#### [WHAT THIS TASK INVOLVES]
Only the lines containing the string "author" are needed; copy all of them from the listing.

#### [MATERIAL SUPPLIED]
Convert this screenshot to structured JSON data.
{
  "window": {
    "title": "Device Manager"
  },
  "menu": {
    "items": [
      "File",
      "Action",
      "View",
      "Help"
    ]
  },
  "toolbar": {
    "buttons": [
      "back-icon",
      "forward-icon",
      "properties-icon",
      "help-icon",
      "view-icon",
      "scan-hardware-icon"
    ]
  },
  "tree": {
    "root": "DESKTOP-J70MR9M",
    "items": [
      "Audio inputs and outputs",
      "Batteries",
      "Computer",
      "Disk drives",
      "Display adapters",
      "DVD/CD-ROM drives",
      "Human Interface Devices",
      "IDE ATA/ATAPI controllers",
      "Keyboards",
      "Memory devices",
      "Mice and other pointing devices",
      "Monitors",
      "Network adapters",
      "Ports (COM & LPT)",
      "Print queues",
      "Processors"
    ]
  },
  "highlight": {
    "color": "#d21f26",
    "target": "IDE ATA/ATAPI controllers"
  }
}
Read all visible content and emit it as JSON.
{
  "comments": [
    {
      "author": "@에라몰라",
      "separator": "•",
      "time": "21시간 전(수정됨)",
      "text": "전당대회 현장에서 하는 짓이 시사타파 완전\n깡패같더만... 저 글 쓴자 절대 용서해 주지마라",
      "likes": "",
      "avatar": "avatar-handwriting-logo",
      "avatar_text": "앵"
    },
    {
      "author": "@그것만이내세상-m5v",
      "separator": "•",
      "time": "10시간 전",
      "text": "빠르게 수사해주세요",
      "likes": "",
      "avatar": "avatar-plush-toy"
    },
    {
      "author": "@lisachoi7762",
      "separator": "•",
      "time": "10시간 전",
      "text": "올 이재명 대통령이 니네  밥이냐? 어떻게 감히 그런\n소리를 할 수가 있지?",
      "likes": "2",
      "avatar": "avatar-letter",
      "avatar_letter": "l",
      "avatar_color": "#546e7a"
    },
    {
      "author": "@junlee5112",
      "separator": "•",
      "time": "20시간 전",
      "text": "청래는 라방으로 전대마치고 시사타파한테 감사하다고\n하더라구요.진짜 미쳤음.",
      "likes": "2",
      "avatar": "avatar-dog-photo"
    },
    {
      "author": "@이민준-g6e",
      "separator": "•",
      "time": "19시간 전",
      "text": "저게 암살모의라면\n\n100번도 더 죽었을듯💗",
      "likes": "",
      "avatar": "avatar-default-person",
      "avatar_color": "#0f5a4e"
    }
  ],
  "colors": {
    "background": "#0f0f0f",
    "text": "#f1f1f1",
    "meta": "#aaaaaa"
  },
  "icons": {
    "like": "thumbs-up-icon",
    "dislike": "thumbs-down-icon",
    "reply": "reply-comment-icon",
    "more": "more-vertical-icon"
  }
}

#### [TASK SOLUTION]
      "author": "@에라몰라",
      "author": "@그것만이내세상-m5v",
      "author": "@lisachoi7762",
      "author": "@junlee5112",
      "author": "@이민준-g6e",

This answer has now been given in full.